Bảo today is independent financially. The job in the restaurant has earned him enough to manage his small family. And moreover, he has become an inspiration to customers who encounter challenges in life.
Thirty-year-old Thu, the girl mentioned at the beginning of the story, was born into a poor family in the northern province of Hải Dương. She moved to HCM City at the age of 14.
“At that age, I could only qualify for grade one,” she said.
Alhough lagging behind her fellow students, Thu was aware that only studying hard could change her life.

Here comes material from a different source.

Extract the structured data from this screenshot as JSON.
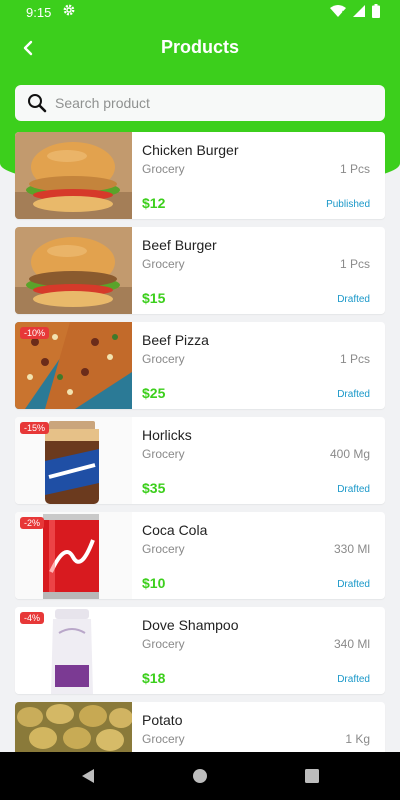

She became a worker at Noir Restaurant after acquiring an English degree. Every day she travels to the restaurant by Grab application. Her main job is leading customers into dark rooms, showing them their seats and items on the tables, serving food and drink and talk with them about various kinds of food.
|Will to succeed: Thu is a staff with strong will in Noir Restaurant. — VNS Photo Quỳnh Trân|
In addition to the job in the restaurant, Thu also works as a therapist at home. She utilises most of her time to work and study.
“My biggest dream is becoming an English teacher to small children, and I’m trying my best to realise it,” she said.
“Between failure and success lies a river also named failure, but over that river there is a bridge called effort.”
Bảo, Thu and other staff of Noir Restaurant have never stopping struggling hard to winning over social prejudice and pity.
They have always brought to others their optimistic spirit, which is like a light in a dark room. Only in pitch dark can people appreciate this rare beauty. — VNS